With their bigger and better second album, London-based indie/dance band Boxed In have earned their breakout moment
Run DMC : Greatest Hits
...their effective swansong...
It's near impossible to overestimate the impact this Hollis, Queens trio had on the music world when they surfaced in the early '80s. By the end of the nineties they would have effectively paved the way for both the fierce politicised rap of Public Enemy and the hardcore gangsta sound of NWA.
They were the epitome of the Def Jam idea and sound despite not being signed to the label of the same name that Run's brother Russell Simmons created in partnership with Rick Rubin. The 'Def' being slang for something that was definitely good and funky, and the 'Jam' alluding to the rock'n'roll creative process. It was a sonic crush collision that was also played out in the meeting between the downtown party milieu of Manhattan and the new uptown sound.
A lot of people didn't get hip-hop at first, and when RUN-DMC surfaced years after The Sugar Hill Gang's 'Rapper's Delight' introduced rap to the masses, some cats still complained that it just wasn't music. Check this, though… Witness how futuristic 'Sucker MCs' sounds even now, with its minimalist combination of beats, turntable scratches and rhymes. RUN and DMC were braggadocio experts and DJ Jam Master Jay could cook up a mean aural stew, both live and in the studio.
By and large, 'Greatest Hits' concentrates on the hardcore hip-hop side of the group, whilst also showing an evolution in sound. If hardcore hip-hop meant hip-hop with guitars RUN-DMC had it in spades. Proof? Bang your head to the monstrous riff of 1985's 'King Of Rock', itself a development a year on from 'Rock Box', another metallic monster - this is the process that would lead to the 1986 'Walk This Way' collaboration with Aerosmith and RUN-DMC becoming the first hip-hop stadium act.

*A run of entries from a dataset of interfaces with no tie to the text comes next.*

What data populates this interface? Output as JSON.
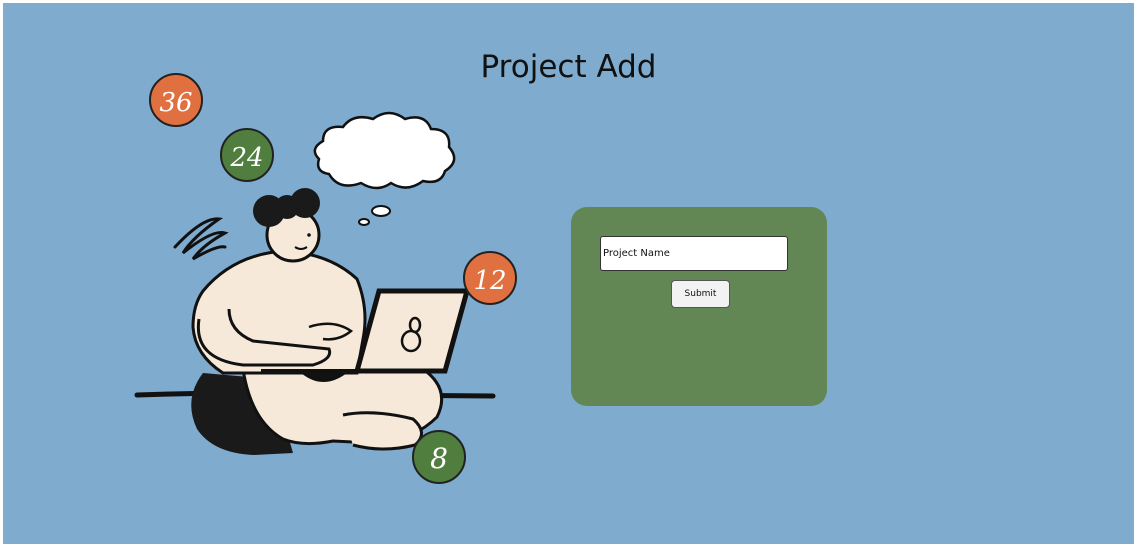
{
  "header": {
    "title": "Project Add"
  },
  "illustration": {
    "badges": [
      {
        "number": "36",
        "color": "#e0703f"
      },
      {
        "number": "24",
        "color": "#4f7e3f"
      },
      {
        "number": "12",
        "color": "#e0703f"
      },
      {
        "number": "8",
        "color": "#4f7e3f"
      }
    ]
  },
  "form": {
    "project_name_placeholder": "Project Name",
    "project_name_value": "",
    "submit_label": "Submit"
  },
  "colors": {
    "background": "#7eabce",
    "card": "#628754",
    "badge_orange": "#e0703f",
    "badge_green": "#4f7e3f"
  }
}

And yet again, there were other sides to RUN-DMC. 'You Be Illin', for one, is three minutes of sheer gross-out ghetto comedy, highlighted by the fact that the trio were always relatively middle class, unique fashion sense or not. 'My Adidas' could also be the first pinnacle of hip-hop product endorsements, from the same time as LL Cool J's Kangol hats, and decades before Puff Daddy's clothing liners and Jay-Z's Reebok link-ups.
Furthermore, 'Peter Piper' remains one of the most sampled breaks in hip-hop, itself a sample from Bob James 'Take Me To The Mardi Gras'. And with 'Hard Times', the political side of the generally fun-loving group comes to the fore, something that deepens further with the lyrics to 1990's 'What's It All About', and its infamous Stone Roses 'Fool's Gold' loop. By the '90s they were being eclipsed by the very artists they inspired - even the collaboration packed album 'Crown Royale' of 1999 failed to elevate them back to the dizzying heights of before, but there's still gems from this decade.
Factor in 'Down With The King', complete with verses from producer Pete Rock, and subtract Jason Nevins's world-conquering remix of 'It's Like That', and you've got a way cool guide to RUN-DMC's sadly truncated career.
Islamic mythology meets the horror of war in this claustrophobic, low-budget spine-tingler
California’s coolest lift their usual murk on a free-spirited, adventurous third album at odds with its ‘mature’ description
The New York new wave reprobates’ debut delivers instant gratification via boisterous choruses and loveable melodies
This Floridian trio’s peculiar take on pop music takes gloomy cues from Depeche Mode and The Smiths